The BNP are wrong not just because they are traitors (to the ideals Britain fought for in WWII), but because they refuse to become traitors (to their largely fantasized version of Britain) in the cause of something better.

Loyalty is wonderful, but sometimes I wish we’d encourage more traitors. Radical faith and prophecy often require them.

Oscar Romero: Friend of the poor, traitor to the wealthy (Photo: DePaul)

Oscar Romero: Friend of the poor, traitor to the wealthy (Photo: DePaul)

Rahab was a traitor to her people, with terrible consequences (for them). Archbishop Romero was a traitor to his class. Wilberforce: a traitor to Britain’s economic best interests. And was the Apostle Paul not a traitor to Israel and even his religion when he converted? Isn’t every Christian conversion an act of betrayal against our old selves, our old priorities, friends and ideals? Great traitors are always loyal to something. The question is whether it’s the right something.

In Joshua 5 : 13-14, Joshua asks an angel with a sword whether he is on the side of his people or their enemies. The angel surprisingly replies: ‘Neither,” because he is on the side of the armies of Heaven. We should be careful that our good, praiseworthy loyalty to Britain, our culture, our race, our sex, our church or our families does not put us in opposition to him or the one who sent him.

Tony Campolo interview

I’ve just posted an interview I did a few months ago with Tony Campolo.

Click here to read it.

In it, he discusses (unsurprisingly) how ‘Red Letter Christians’ can change the world through politics.

He also discusses: death; Islam; making a fool of God and how he feels about the harsh criticism he’s received.


Fascinating guy, is Tony. If you’re wondering about what real Christian attitudes to politics might be, but are afraid of crazies or heretics, this is a safe and  good place to start — and you may find him more challenging than you anticipate.

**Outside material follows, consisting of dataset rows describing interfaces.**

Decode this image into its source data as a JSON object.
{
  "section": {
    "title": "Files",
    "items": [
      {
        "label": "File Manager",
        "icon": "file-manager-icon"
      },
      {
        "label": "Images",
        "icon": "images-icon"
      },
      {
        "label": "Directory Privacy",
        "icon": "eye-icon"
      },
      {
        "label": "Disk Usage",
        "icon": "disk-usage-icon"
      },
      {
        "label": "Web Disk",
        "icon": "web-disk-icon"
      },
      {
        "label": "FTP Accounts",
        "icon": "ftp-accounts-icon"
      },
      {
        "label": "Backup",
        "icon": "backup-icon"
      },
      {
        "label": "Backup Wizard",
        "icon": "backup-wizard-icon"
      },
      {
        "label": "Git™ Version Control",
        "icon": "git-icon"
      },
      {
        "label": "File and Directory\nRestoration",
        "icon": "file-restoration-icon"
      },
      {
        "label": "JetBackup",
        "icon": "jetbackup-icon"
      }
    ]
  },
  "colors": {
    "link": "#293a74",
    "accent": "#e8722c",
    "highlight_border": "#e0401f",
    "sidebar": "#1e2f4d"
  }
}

I may post the video here at some point (or point you to where it does get posted).